Bryant recounted the worshipers’ last moments in detail. “A young stranger comes in, but he’s greeted like a fellow pilgrim,” he said, referring to Roof. The assailant later “gets up" from his seat, Bryant continued, "and with a loaded gun, he begins to empty that gun to human flesh ... until nine people, none of whom whose name he probably knows, [are] dead in the pool of their own blood.”

There were positive signs of healing in the aftermath of the shootings, said Bryant, who is the Chicago-based bishop of AME Church’s fourth district. In showing their support for a reeling community, Charleston’s mayor and South Carolina’s governor participated in “what we at the church call ‘the ministry of presence,’” he said. “And it’s not so much what you say, it’s what your presence communicates.”

Despite that silver lining, the bishop’s societal portrait was generally bleak.
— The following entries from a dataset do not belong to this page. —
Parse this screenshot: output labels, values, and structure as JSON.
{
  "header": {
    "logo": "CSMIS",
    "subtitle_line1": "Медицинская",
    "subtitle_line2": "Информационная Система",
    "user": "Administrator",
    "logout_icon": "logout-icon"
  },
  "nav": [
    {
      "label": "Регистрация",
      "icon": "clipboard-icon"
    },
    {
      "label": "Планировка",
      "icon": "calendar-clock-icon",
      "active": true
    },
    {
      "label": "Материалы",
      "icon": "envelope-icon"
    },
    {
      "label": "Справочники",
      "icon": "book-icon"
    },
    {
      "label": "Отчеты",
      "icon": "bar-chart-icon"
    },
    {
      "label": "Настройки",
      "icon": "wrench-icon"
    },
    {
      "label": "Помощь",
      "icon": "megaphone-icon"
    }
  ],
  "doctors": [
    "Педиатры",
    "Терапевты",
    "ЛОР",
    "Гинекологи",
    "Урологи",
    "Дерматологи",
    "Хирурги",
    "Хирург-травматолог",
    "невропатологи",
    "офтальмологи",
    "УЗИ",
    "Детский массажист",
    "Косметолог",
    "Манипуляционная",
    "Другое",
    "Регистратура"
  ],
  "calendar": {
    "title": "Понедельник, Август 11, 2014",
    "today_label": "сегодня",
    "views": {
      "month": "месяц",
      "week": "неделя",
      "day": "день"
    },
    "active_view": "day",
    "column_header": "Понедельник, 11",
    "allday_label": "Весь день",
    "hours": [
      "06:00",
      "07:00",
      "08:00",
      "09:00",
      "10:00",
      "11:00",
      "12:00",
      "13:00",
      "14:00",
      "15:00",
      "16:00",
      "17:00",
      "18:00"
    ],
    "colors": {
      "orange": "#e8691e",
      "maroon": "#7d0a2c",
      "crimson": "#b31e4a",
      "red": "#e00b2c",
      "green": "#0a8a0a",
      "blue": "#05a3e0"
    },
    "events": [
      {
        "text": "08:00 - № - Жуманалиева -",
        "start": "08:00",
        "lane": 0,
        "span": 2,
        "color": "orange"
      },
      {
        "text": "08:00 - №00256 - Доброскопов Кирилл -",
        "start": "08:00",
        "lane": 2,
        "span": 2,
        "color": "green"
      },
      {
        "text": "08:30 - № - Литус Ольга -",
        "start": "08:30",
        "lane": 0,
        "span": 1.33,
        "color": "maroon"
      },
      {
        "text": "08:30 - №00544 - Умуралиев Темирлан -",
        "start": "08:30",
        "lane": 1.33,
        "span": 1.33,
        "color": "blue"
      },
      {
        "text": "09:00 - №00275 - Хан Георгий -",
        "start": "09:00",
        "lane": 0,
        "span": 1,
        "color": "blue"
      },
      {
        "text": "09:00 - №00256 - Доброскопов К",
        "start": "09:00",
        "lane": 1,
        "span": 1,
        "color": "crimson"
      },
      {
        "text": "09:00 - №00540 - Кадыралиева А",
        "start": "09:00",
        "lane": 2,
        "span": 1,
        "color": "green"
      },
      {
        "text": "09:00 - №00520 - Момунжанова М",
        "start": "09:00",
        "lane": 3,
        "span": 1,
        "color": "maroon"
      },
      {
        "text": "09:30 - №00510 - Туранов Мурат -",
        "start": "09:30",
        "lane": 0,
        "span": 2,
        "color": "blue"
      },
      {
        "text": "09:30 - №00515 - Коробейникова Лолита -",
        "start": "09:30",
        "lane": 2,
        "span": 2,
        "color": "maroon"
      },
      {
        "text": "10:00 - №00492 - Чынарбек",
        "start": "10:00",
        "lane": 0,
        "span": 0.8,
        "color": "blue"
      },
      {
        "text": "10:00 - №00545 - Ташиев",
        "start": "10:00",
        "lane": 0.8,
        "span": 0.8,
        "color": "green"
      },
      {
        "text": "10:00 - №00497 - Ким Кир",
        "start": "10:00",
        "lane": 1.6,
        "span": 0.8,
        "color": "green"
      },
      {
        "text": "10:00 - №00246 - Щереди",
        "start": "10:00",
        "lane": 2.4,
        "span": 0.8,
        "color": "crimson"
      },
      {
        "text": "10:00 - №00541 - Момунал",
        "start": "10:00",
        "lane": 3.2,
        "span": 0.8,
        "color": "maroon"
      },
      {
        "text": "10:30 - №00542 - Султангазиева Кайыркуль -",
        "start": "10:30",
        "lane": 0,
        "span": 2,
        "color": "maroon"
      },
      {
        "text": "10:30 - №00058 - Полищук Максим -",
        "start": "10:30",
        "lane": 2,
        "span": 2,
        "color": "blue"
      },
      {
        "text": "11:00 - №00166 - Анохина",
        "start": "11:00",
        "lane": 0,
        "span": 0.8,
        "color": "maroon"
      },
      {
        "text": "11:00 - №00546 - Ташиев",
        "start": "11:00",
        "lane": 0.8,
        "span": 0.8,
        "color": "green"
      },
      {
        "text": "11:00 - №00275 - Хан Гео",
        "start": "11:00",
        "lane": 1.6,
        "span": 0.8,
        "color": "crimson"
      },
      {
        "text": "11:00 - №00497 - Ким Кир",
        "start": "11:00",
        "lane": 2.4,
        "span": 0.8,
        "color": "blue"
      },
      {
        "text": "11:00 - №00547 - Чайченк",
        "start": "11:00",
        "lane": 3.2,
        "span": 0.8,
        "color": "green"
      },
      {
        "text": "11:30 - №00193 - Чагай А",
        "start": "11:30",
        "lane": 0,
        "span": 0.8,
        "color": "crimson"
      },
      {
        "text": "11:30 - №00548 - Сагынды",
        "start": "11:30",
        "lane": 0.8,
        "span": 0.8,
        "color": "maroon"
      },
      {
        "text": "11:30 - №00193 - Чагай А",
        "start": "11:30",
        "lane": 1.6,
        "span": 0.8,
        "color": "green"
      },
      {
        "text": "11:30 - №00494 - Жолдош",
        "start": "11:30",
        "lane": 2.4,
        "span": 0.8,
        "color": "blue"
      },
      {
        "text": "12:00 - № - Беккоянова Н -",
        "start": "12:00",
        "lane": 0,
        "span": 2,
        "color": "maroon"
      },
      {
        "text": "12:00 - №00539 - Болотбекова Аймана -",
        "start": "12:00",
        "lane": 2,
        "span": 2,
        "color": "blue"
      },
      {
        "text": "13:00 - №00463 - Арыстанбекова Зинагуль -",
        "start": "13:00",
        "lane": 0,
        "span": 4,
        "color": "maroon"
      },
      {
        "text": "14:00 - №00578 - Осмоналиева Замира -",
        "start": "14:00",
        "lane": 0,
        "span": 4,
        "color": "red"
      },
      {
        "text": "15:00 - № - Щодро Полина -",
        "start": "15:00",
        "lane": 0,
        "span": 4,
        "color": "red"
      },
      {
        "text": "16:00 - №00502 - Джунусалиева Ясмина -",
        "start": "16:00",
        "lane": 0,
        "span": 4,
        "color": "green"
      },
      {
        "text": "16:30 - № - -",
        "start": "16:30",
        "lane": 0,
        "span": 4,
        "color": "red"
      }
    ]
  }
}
He railed against the abundance of guns in the United States and rejected a suggestion that arming the worshipers of Mother Emanuel, as the Charleston church is known, is the answer.

In the aftermath of the Charleston mass shooting, progress toward gun control "hasn’t moved an inch," Bryant said. The gun, he said, "is free."

Addressing a tide of popular anger after a series of police shootings of unarmed African-Americans, Bryant spoke of the negligence he said was intertwined with racism. “Right now, across this country, there is a deep, deep feeling of frustration in the souls of people who feel that in this culture, in this society, their lives don’t matter,” he said.

There is also negligence in politicians’ treatment of the poor, Bryant added. In the 2012 presidential election, he said, Republicans focused on the uber rich, Democrats on the middle class, while no one dwelt on the poor.

“African-Americans have made progress in that more of us have risen to the middle class, but the shame is that those at the bottom are increasing in great number and nothing is being done about it,” Bryant said. His remarks were punctuated throughout by cries of “talk, bishop” and “my, my!” from the audience.

On another social issue, however, the bishop was muted. When asked about the AME Church’s position on gay marriage, Bryant did not answer directly, saying only that he preferred to focus on other topics during his allotted time at the podium.